Task data =>

=== Section Start ===

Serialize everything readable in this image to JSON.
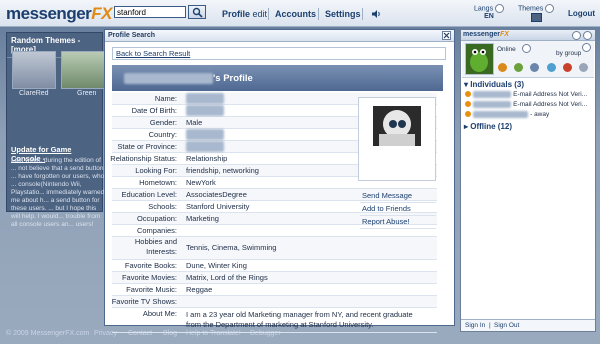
{
  "header": {
    "logo_main": "messenger",
    "logo_fx": "FX",
    "search_value": "stanford",
    "nav_profile": "Profile",
    "nav_edit": "edit",
    "nav_accounts": "Accounts",
    "nav_settings": "Settings",
    "langs_label": "Langs",
    "lang_value": "EN",
    "themes_label": "Themes",
    "logout": "Logout"
  },
  "left_panel": {
    "title": "Random Themes - [more]",
    "themes": [
      {
        "label": "ClareRed"
      },
      {
        "label": "Green"
      }
    ],
    "update_title": "Update for Game Console -",
    "update_text": "Last week, during the edition of ... not believe that a send button ... have forgotten our users, who ... console(Nintendo Wii, Playstatio... immediately warned me about h... a send button for these users. ... but I hope this will help. I would... trouble from all console users an... users!"
  },
  "dialog": {
    "title": "Profile Search",
    "back_link": "Back to Search Result",
    "profile_heading_suffix": "'s Profile",
    "fields": [
      {
        "label": "Name:",
        "value": "",
        "blurred": true
      },
      {
        "label": "Date Of Birth:",
        "value": "",
        "blurred": true
      },
      {
        "label": "Gender:",
        "value": "Male"
      },
      {
        "label": "Country:",
        "value": "",
        "blurred": true
      },
      {
        "label": "State or Province:",
        "value": "",
        "blurred": true
      },
      {
        "label": "Relationship Status:",
        "value": "Relationship"
      },
      {
        "label": "Looking For:",
        "value": "friendship, networking"
      },
      {
        "label": "Hometown:",
        "value": "NewYork"
      },
      {
        "label": "Education Level:",
        "value": "AssociatesDegree"
      },
      {
        "label": "Schools:",
        "value": "Stanford University"
      },
      {
        "label": "Occupation:",
        "value": "Marketing"
      },
      {
        "label": "Companies:",
        "value": ""
      },
      {
        "label": "Hobbies and Interests:",
        "value": "Tennis, Cinema, Swimming"
      },
      {
        "label": "Favorite Books:",
        "value": "Dune, Winter King"
      },
      {
        "label": "Favorite Movies:",
        "value": "Matrix, Lord of the Rings"
      },
      {
        "label": "Favorite Music:",
        "value": "Reggae"
      },
      {
        "label": "Favorite TV Shows:",
        "value": ""
      },
      {
        "label": "About Me:",
        "value": "I am a 23 year old Marketing manager from NY, and recent graduate from the Department of marketing at Stanford University."
      }
    ],
    "actions": [
      "Send Message",
      "Add to Friends",
      "Report Abuse!"
    ]
  },
  "right_panel": {
    "logo_main": "messenger",
    "logo_fx": "FX",
    "status": "Online",
    "group_mode": "by group",
    "individuals": "Individuals (3)",
    "contacts": [
      {
        "suffix": "E-mail Address Not Veri..."
      },
      {
        "suffix": "E-mail Address Not Veri..."
      },
      {
        "suffix": "- away"
      }
    ],
    "offline": "Offline (12)",
    "sign_in": "Sign In",
    "sign_out": "Sign Out"
  },
  "footer": {
    "copyright": "© 2009 MessengerFX.com",
    "links": [
      "Privacy",
      "Contact",
      "Blog",
      "Help to Translate!",
      "Debugger"
    ]
  },
  "colors": {
    "accent": "#e08a12",
    "primary": "#1b3f6f",
    "banner": "#5e76a0"
  }
}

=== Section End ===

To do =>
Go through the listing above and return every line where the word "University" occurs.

Task result =>
        "value": "Stanford University"
        "value": "I am a 23 year old Marketing manager from NY, and recent graduate from the Department of marketing at Stanford University."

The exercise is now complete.